Please say how many lines in the records below contain the word "circle", giving the number alone.
Material provided Start Marker
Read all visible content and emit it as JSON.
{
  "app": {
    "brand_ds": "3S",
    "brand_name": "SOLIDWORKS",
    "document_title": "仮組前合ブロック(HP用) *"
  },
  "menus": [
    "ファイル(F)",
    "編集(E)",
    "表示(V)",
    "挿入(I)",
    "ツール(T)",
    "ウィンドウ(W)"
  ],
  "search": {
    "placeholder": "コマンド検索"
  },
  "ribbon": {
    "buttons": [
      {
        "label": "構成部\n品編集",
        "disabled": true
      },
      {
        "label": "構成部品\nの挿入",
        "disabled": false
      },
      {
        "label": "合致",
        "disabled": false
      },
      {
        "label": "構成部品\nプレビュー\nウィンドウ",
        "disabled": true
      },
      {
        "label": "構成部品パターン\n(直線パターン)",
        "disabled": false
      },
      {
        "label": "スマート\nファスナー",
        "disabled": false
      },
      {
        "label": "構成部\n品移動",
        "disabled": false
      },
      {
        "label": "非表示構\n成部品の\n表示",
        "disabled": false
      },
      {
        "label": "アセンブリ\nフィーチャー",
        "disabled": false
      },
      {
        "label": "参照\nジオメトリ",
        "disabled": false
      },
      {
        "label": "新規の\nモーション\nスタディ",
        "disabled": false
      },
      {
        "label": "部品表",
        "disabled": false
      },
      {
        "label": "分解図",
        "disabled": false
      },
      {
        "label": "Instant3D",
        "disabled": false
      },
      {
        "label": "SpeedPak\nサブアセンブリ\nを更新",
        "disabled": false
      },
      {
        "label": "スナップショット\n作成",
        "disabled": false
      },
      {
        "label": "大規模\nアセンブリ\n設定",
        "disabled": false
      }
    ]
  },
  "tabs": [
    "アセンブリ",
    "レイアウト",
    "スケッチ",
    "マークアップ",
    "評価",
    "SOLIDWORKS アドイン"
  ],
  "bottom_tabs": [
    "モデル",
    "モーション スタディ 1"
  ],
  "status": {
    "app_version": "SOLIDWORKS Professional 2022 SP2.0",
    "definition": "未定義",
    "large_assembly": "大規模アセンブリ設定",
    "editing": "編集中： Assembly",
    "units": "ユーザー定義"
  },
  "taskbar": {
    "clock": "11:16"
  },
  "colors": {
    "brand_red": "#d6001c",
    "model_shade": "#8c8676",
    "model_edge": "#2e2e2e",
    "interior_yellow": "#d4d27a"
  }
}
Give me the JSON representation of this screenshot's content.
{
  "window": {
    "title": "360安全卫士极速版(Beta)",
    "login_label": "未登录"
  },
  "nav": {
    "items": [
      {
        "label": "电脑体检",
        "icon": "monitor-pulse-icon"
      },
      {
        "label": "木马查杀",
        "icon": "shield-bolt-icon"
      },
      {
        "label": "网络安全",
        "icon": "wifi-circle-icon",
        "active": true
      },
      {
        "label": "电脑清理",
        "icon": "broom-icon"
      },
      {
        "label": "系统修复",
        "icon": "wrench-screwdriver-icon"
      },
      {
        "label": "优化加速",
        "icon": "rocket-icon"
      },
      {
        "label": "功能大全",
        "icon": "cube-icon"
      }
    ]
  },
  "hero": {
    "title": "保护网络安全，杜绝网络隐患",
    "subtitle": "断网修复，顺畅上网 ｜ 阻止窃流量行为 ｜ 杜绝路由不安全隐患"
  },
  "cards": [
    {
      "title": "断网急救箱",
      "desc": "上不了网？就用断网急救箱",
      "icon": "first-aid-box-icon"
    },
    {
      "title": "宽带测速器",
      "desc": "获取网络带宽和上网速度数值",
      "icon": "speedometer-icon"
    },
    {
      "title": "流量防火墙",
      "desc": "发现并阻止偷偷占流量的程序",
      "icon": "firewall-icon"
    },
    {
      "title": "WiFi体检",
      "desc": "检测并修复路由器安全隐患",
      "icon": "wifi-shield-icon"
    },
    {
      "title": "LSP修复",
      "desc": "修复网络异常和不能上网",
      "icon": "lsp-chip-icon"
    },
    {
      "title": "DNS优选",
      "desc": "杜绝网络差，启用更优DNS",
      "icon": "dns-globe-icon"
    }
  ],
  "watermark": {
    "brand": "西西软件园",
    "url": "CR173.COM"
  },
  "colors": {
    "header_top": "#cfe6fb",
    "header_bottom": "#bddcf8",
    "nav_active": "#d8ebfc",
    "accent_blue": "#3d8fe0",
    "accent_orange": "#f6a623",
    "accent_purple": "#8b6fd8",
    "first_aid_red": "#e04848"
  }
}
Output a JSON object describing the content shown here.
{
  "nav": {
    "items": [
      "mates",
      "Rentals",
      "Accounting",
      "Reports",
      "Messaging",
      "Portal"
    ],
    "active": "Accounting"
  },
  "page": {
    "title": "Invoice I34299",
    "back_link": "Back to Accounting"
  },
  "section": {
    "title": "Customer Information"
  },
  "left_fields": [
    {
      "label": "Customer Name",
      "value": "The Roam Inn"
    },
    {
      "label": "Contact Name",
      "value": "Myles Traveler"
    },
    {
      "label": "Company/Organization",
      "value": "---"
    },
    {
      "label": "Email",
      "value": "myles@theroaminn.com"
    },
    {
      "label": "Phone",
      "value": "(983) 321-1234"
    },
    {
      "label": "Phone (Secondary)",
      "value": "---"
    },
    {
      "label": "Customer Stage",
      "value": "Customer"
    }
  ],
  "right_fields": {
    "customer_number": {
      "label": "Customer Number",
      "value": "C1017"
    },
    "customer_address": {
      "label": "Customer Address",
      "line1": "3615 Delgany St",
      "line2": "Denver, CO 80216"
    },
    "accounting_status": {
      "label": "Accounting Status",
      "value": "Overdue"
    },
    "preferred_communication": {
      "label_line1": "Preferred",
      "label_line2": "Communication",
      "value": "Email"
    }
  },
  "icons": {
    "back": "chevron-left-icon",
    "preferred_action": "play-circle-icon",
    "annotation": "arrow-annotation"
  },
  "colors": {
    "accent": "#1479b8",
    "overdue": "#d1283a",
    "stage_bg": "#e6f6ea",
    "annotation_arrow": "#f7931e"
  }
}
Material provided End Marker
Task answer -
2